Some researchers are looking for new antibiotics or working to improve existing ones. A Rutgers University-led team discovered a new antibiotic produced by a microbe found in Italian soil that could be useful against bacteria that have become resistant to the antibiotic rifampin. And scientists at the University of Queensland re-engineered the antibiotic vancomycin, finding it has the potential to fight MRSA and vancomycin-resistant Enterococci (VRE).

A Rockefeller University team created an entirely new type of molecule, dubbed “lysibodies,” which are hybrids of human antibodies and lysins, which bind to carbohydrates on cell walls. These human-germ hybrids attach to bacterial cells and trigger an immune response to destroy the bacteria. And Canadian researchers are working to cripple a pathway that supplies energy to more than 20 types of pathogenic bacteria.
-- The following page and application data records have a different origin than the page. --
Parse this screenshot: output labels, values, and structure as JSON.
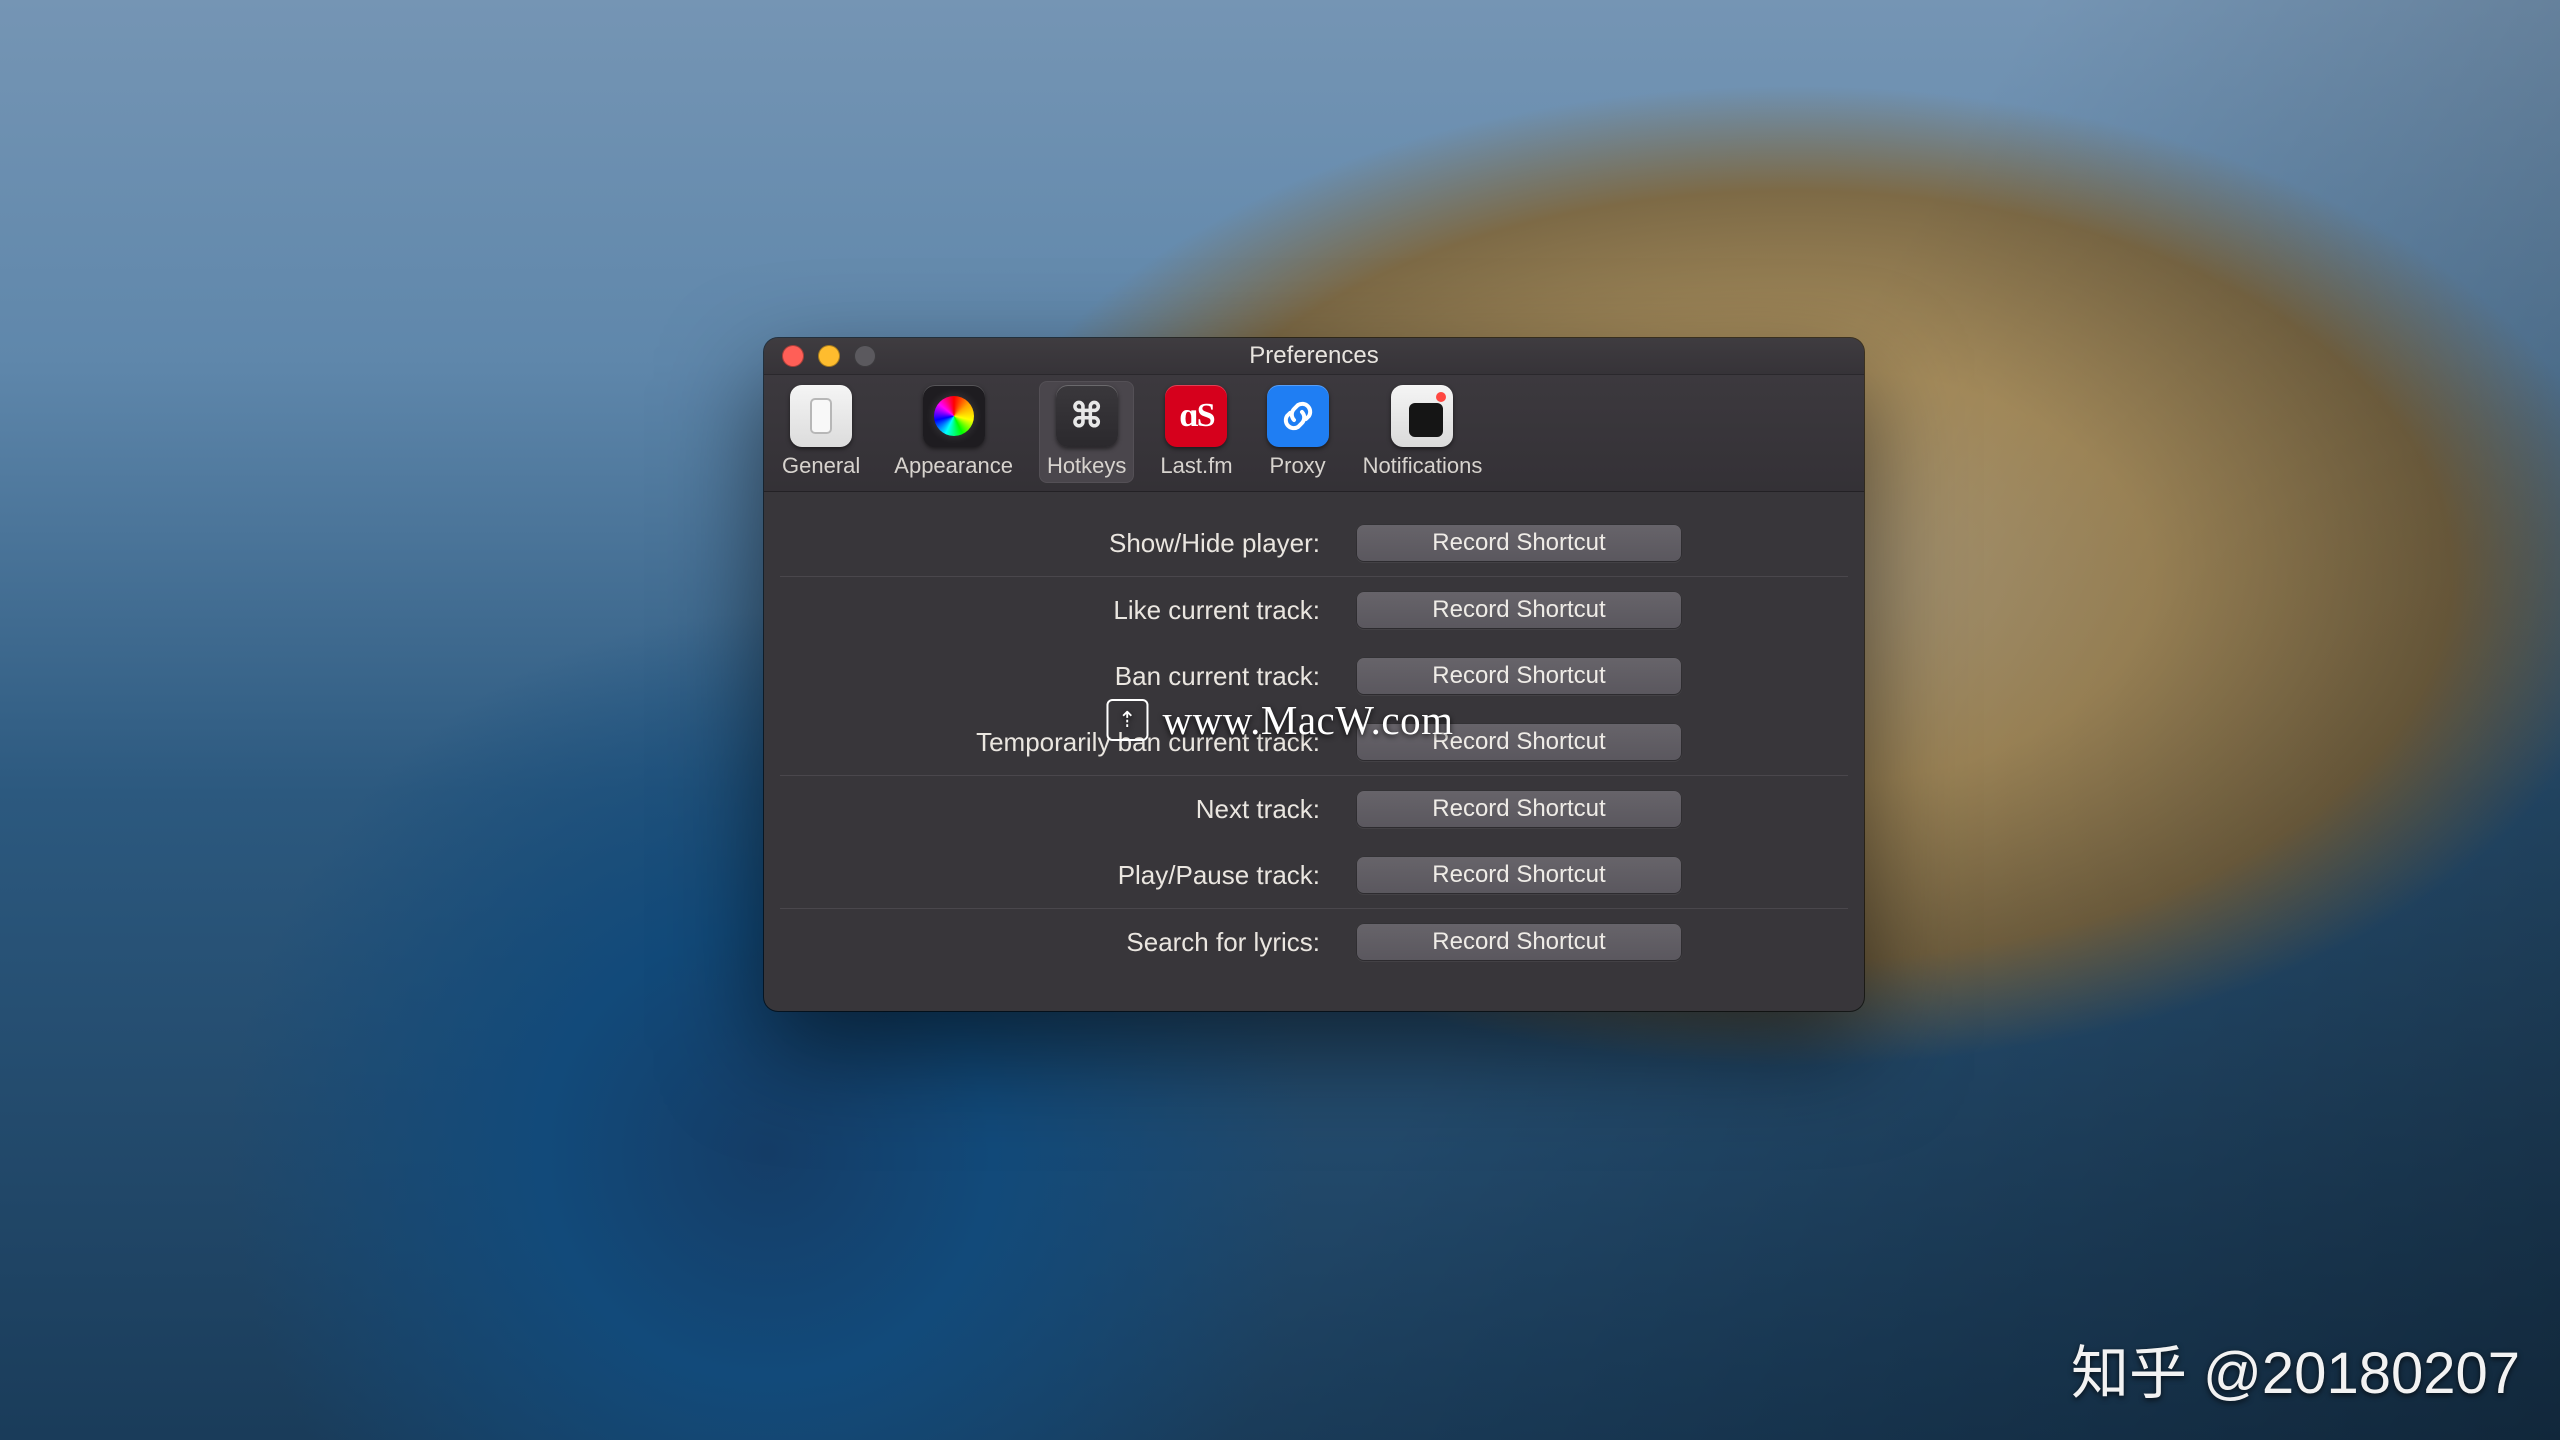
{
  "window": {
    "title": "Preferences"
  },
  "toolbar": {
    "items": [
      {
        "label": "General"
      },
      {
        "label": "Appearance"
      },
      {
        "label": "Hotkeys"
      },
      {
        "label": "Last.fm"
      },
      {
        "label": "Proxy"
      },
      {
        "label": "Notifications"
      }
    ],
    "selected_index": 2,
    "hotkeys_glyph": "⌘",
    "lastfm_glyph": "ɑS"
  },
  "hotkeys": {
    "record_button_label": "Record Shortcut",
    "sections": [
      {
        "rows": [
          {
            "label": "Show/Hide player:"
          }
        ]
      },
      {
        "rows": [
          {
            "label": "Like current track:"
          },
          {
            "label": "Ban current track:"
          },
          {
            "label": "Temporarily ban current track:"
          }
        ]
      },
      {
        "rows": [
          {
            "label": "Next track:"
          },
          {
            "label": "Play/Pause track:"
          }
        ]
      },
      {
        "rows": [
          {
            "label": "Search for lyrics:"
          }
        ]
      }
    ]
  },
  "watermark": {
    "center_badge_glyph": "⇡",
    "center": "www.MacW.com",
    "corner": "知乎 @20180207"
  }
}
A genomic analysis performed by the IBM team showed that the bacteria did not develop resistance to their polymers, even after multiple treatments. The scientists are now looking for pharma partnerships to develop the polymers into an antimicrobial treatment.